    Being a dentist I can offer all my support for the new program. I have always Gleemed that Colgate students were Ultra Brite. In my 28 years of practice I have heard all of the Colgate dental comments. So this is a natural transition for Colgate to make. I offer my help in instruction in any of the Composite areas of study. Although I am well Rooted in Florida I can act as adjunct faculty. The theme can be “Drill, fill and bill,” since it has been used by us dentists for years. So, with Pulp Fiction as our favorite movie and Crown Royal as our favorite drink, we can help Colgate Bridge the Gap between a university and the the medical/dental mecca of the world!
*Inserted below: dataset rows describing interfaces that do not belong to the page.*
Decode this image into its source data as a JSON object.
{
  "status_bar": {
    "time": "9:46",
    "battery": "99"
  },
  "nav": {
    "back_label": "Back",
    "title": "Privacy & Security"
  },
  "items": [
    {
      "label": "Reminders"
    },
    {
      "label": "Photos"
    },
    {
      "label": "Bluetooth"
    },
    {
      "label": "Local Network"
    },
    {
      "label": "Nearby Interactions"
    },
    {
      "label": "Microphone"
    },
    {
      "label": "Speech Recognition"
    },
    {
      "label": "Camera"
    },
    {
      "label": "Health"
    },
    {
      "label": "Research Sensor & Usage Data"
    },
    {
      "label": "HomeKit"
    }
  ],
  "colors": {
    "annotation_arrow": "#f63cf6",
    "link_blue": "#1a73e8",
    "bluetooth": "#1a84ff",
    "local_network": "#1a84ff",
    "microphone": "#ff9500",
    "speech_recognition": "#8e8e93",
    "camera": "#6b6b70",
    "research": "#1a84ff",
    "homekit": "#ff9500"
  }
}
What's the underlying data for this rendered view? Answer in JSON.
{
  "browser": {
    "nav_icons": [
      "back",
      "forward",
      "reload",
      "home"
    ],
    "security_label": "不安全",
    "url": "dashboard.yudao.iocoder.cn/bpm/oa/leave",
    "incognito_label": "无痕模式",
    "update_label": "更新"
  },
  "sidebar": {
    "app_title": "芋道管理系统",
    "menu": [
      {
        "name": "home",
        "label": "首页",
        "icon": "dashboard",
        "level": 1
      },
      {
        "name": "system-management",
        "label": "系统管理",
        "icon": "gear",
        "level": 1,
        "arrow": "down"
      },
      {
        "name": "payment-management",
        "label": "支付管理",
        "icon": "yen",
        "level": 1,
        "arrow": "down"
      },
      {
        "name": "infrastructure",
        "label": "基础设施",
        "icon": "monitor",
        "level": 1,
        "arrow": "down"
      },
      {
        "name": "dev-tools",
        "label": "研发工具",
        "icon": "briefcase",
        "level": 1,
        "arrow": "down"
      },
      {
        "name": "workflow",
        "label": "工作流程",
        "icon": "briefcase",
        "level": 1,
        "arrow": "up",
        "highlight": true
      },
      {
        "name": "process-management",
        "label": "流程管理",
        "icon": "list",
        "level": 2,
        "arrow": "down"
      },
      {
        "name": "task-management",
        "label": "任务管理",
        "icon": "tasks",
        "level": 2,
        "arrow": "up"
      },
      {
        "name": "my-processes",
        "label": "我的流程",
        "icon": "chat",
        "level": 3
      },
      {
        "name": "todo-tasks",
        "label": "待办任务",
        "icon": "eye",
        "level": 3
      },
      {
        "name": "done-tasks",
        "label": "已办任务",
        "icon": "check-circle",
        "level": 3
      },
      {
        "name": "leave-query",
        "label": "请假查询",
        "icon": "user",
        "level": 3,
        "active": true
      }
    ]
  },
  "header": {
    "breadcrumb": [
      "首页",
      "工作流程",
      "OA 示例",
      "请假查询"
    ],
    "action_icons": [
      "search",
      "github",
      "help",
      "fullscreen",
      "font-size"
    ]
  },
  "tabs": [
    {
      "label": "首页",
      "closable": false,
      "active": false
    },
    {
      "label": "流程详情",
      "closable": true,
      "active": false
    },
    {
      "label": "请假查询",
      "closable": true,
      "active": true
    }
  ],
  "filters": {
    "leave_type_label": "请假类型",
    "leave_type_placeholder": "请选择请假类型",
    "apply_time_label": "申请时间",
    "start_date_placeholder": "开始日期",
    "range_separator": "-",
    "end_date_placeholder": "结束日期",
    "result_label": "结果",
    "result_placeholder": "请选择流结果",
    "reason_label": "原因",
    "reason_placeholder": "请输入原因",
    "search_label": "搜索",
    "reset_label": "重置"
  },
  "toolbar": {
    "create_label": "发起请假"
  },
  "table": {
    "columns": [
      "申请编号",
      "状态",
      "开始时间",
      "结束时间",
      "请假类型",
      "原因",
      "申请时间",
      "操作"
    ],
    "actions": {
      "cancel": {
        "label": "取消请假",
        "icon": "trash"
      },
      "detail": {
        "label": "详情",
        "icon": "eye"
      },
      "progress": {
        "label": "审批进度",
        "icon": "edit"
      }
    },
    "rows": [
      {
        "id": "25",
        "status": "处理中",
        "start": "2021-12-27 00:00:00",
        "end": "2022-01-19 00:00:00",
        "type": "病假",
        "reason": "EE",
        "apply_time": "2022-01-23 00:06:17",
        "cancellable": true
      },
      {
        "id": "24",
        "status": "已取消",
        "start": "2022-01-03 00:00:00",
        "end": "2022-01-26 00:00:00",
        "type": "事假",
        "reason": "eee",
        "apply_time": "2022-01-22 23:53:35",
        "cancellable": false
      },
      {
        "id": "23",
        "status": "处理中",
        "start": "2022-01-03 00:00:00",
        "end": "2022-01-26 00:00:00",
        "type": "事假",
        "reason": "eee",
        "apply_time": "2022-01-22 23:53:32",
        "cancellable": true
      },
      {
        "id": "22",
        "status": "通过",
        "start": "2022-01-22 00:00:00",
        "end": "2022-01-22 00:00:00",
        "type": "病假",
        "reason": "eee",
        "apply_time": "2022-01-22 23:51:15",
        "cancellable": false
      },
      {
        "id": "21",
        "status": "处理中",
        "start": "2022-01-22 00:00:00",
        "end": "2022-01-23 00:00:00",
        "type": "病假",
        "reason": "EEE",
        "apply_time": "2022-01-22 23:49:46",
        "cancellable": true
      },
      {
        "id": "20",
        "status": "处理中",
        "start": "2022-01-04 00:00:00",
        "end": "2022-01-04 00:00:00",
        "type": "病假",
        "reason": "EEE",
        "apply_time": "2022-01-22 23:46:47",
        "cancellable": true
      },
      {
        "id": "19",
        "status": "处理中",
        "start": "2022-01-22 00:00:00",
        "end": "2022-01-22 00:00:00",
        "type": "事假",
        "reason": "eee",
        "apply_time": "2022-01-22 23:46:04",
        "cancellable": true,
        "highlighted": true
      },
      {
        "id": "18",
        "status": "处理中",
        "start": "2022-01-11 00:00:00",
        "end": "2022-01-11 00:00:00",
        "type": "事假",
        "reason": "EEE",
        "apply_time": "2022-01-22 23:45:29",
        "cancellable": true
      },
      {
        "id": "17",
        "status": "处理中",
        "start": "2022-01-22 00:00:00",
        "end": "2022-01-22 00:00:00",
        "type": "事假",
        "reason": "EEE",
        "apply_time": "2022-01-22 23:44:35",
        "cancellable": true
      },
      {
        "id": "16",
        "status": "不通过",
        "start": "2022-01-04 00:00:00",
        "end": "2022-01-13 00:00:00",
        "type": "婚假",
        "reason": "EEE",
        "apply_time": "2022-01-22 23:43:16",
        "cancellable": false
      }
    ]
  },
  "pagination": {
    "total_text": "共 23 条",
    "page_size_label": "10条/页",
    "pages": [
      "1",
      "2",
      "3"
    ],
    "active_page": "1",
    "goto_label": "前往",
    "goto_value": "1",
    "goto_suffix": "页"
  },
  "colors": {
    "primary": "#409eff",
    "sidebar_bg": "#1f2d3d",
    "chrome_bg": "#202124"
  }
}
  • Dean G said:

    No need to reach for the laughing gas on this one!

  • Christina Fakharzadeh '98 said:

    That’s a whole lotta work for an April Fool’s joke. Love that the administration at Colgate has such a great sense of humor.

  • Jim Barnshaw, '63 said:

    Colgate dental jokes will now fall flat. And those pre-med students who don’t make it can have, hopefully, an easier path to a profession. What a lark.

  • Tom said:

    At first I thought this was an April Fools’ Day joke, but then I noticed that it was published on March 31st.

  • Tom B said:

    I note that several quotes were missing from the final draft of the article:
    “Finally, a challenging program at Colgate for our Ultra Brite students. This Signals the beginning, we Promise, of several new programs in the upcoming years,” notes Provost and Dean of the [Darlieng] Faculty Doug Hicks – with that well-recognized Gleem in his eyes. “Aim for the Crest, ‘gate,” will be our new, (Aqua)Fresh motto. “But now it’s time to get our Arms and Hammers to work – groundbreaking occurs today at 04:01 pm (that’s Zulu time) — meet at the Oak Drive bridge to celebrate this crowning achievement.” [Is it true that the application fee will be waved for all Tom’s of Maine.]

  • don fredericksen said:


  • Roger Rowlett said:

    Now all those toothpaste jokes at the hockey games won’t be so funny anymore!! We’ll be able to brush those off with aplomb–or with Colgate Tartar-Free.

    Well done!

  • Mary said:

    I am assuming this is an April Fool’s joke? Much like the “Coca Cola University” announcement in 2002 that Colgate was officially changing its name due to a large donation.

  • Brent K. '00 said:

    Tongue firmly planted in cheek!

  • Debra Townsend said:

    This made me smile

  • Ken Belanger said:

    Finally … we don’t have to explain why we’re a “University”!!! I was really getting tired of that drill. Filling in those gaps for prospective students and candidates who might brush us away.

    I’m alright with this … as long as we don’t lose our floss-ophy department!

  • Ken said:

    April Fool’s???

  • Donald Lindeman '74 said:

    Okay, Sounds ambitious to me. May I say, this will be a complex task. I say this as a client of the formidable NYU College of Dentistry in Manhattan, and so, know what sort of commitment this entails. Best wishes, already, and, do not ignore the obvious growing pains that may well ensue.